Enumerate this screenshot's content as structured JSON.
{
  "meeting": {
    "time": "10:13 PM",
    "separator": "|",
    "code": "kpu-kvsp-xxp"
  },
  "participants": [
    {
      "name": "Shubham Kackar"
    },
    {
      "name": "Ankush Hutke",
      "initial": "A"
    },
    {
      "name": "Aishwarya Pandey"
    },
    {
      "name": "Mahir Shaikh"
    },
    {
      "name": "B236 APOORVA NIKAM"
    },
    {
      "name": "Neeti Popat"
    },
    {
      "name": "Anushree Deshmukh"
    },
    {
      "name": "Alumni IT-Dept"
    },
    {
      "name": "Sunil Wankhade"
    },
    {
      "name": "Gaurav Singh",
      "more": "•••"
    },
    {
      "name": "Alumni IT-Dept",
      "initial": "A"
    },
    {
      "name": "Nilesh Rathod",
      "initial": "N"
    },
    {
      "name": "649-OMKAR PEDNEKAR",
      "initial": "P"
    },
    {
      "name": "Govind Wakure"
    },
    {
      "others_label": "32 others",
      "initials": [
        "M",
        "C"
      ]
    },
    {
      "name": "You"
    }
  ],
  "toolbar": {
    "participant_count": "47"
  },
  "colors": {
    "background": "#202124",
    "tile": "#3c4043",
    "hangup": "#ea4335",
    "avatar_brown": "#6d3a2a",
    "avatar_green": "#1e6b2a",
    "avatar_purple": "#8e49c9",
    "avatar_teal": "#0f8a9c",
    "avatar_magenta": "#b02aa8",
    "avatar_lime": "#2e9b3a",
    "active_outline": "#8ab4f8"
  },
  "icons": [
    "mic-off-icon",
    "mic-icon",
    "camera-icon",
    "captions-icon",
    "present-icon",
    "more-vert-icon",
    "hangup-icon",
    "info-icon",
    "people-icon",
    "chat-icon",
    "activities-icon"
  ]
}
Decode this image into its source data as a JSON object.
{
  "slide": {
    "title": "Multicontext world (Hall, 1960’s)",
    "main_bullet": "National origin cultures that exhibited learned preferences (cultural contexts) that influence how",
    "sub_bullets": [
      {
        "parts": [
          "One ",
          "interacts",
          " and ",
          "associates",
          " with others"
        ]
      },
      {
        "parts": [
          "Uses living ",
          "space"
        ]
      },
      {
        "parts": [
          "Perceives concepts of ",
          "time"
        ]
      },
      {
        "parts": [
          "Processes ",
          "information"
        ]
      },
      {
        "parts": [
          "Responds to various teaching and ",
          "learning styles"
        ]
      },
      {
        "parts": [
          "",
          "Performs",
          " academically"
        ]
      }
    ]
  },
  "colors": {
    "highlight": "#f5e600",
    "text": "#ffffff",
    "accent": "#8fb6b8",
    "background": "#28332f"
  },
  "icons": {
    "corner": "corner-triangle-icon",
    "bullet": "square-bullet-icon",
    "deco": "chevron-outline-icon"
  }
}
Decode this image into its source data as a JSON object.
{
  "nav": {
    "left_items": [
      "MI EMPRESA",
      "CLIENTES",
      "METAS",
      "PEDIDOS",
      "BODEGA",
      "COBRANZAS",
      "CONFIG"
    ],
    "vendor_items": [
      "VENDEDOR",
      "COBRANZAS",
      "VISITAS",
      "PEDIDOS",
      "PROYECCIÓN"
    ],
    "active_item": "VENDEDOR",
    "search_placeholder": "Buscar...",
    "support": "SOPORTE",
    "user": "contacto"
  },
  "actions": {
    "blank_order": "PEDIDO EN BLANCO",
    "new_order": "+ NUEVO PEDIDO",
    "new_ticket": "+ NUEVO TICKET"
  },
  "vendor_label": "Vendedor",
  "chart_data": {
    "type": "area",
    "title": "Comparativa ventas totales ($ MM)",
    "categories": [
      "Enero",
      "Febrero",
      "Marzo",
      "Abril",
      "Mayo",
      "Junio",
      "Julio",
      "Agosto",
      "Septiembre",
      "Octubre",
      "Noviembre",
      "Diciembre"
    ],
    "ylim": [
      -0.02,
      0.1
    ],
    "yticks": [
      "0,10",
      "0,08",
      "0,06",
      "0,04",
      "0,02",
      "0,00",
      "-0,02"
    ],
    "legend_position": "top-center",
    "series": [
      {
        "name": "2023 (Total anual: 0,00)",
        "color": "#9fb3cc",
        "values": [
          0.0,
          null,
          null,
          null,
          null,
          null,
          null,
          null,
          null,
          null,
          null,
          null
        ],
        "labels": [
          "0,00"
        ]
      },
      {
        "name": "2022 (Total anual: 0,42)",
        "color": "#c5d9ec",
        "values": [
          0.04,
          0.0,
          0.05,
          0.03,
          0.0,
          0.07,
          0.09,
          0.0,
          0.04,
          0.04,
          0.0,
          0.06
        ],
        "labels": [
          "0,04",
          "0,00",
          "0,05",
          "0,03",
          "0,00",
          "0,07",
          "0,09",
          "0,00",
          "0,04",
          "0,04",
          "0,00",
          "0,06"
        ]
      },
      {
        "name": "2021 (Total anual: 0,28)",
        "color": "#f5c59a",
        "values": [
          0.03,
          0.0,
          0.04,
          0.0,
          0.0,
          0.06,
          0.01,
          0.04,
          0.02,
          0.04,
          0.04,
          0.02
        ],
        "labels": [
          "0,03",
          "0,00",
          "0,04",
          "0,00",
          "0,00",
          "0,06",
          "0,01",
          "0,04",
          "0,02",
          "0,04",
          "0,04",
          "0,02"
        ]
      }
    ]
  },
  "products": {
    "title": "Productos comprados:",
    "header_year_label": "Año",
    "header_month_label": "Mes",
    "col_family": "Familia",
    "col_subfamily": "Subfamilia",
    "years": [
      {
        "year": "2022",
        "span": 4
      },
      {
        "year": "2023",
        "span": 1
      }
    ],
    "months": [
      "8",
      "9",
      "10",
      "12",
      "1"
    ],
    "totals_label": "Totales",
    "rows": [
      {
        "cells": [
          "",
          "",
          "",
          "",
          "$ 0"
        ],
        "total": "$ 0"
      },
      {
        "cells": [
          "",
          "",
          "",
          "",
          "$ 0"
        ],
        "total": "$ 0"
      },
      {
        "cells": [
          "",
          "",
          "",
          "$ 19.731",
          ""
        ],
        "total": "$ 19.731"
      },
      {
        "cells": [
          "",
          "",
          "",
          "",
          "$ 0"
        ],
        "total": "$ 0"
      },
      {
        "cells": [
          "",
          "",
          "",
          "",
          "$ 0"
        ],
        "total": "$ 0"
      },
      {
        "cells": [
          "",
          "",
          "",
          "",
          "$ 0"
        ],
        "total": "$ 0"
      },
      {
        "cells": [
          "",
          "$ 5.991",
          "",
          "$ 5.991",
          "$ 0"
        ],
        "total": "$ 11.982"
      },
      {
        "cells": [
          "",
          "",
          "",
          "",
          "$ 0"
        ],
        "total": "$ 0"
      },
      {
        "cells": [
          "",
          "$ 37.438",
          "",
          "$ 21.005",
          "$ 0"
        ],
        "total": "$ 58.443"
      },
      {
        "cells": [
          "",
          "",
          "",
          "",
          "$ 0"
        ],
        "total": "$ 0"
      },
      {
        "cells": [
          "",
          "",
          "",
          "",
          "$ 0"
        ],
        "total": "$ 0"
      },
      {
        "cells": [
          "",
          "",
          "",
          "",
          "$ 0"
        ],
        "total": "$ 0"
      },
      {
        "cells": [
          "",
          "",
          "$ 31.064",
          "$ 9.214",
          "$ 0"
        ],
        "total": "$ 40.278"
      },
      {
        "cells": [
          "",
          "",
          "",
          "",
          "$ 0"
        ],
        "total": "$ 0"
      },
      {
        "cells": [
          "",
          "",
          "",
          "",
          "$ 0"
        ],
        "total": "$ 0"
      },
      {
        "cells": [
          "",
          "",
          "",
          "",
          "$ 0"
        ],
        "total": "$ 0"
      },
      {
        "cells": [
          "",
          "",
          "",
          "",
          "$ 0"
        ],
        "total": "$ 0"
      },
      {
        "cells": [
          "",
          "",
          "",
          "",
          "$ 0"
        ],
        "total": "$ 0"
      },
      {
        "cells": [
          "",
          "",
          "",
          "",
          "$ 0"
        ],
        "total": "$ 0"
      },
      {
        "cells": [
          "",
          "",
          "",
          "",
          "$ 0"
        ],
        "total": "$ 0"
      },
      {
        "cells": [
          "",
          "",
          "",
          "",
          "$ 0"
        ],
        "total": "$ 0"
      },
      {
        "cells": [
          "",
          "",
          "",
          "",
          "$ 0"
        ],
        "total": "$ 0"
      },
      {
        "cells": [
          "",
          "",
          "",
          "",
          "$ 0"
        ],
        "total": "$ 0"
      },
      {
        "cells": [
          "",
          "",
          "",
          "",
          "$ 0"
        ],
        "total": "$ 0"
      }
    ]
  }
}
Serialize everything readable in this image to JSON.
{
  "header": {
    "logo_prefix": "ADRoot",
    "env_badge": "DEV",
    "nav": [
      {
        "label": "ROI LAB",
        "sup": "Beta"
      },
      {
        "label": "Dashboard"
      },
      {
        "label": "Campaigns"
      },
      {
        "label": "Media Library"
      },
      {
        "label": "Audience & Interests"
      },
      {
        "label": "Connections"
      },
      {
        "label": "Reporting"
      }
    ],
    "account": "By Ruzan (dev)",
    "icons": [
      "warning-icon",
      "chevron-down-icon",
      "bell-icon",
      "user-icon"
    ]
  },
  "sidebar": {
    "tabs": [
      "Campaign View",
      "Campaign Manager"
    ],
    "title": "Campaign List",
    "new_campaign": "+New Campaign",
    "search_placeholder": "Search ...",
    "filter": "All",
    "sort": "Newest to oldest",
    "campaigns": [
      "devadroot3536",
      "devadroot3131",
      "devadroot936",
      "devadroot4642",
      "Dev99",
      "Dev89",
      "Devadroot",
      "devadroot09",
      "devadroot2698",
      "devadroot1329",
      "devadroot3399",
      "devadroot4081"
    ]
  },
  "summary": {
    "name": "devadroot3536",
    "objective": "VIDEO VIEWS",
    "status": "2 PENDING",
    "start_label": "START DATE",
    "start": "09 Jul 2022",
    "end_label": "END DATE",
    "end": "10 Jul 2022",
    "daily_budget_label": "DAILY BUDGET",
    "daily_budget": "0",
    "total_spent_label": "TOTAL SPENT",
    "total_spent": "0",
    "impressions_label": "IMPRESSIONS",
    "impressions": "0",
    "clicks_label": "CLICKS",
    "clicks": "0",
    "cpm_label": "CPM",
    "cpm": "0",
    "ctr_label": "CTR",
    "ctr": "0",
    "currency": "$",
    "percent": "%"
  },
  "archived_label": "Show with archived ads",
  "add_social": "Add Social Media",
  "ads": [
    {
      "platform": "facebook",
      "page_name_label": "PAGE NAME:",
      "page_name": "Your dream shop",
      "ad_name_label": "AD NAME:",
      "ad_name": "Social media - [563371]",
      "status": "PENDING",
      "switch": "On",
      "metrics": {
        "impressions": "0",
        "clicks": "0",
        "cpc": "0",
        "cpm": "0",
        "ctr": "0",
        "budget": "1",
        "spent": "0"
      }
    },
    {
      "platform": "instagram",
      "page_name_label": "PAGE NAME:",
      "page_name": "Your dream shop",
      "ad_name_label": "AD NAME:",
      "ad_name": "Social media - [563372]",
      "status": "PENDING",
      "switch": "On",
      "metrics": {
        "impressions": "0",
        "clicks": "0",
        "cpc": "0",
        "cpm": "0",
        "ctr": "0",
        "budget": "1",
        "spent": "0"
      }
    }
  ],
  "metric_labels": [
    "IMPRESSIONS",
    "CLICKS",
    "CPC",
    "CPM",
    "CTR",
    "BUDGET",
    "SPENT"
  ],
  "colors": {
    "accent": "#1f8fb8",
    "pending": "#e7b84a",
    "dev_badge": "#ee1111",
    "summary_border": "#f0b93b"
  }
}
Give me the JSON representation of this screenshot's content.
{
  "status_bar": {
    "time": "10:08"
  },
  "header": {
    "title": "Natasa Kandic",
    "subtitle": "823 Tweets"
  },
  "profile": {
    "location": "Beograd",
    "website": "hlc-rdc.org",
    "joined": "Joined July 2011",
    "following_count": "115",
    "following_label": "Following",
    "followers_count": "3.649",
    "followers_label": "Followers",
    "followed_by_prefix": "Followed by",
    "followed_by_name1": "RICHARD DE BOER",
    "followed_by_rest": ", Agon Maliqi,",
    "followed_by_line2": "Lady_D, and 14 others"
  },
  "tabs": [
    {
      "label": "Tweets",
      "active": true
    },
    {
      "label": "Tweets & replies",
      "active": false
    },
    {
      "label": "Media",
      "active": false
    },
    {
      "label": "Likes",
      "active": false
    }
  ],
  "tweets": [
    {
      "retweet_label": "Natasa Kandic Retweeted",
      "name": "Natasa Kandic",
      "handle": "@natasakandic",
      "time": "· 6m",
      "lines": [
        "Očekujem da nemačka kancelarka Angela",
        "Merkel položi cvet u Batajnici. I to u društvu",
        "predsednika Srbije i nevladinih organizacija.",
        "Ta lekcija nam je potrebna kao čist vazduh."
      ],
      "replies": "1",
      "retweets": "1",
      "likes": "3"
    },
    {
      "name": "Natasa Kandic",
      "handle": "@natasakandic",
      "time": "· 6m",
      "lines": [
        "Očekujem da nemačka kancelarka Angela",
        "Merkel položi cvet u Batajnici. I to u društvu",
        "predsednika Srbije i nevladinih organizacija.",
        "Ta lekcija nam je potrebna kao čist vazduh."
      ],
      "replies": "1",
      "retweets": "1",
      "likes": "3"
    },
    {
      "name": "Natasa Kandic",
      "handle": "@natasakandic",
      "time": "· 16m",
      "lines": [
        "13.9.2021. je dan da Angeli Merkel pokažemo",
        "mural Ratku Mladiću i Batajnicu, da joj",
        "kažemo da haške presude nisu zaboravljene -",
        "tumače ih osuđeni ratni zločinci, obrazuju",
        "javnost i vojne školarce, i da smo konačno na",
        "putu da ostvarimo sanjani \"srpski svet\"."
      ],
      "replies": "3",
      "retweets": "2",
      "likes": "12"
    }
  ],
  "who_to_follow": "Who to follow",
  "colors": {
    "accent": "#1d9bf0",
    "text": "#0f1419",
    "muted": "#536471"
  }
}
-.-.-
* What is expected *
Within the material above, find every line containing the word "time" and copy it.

* Solution for this task *
    "time": "10:13 PM",
          "time"
    "time": "10:08"
      "time": "· 6m",
      "time": "· 6m",
      "time": "· 16m",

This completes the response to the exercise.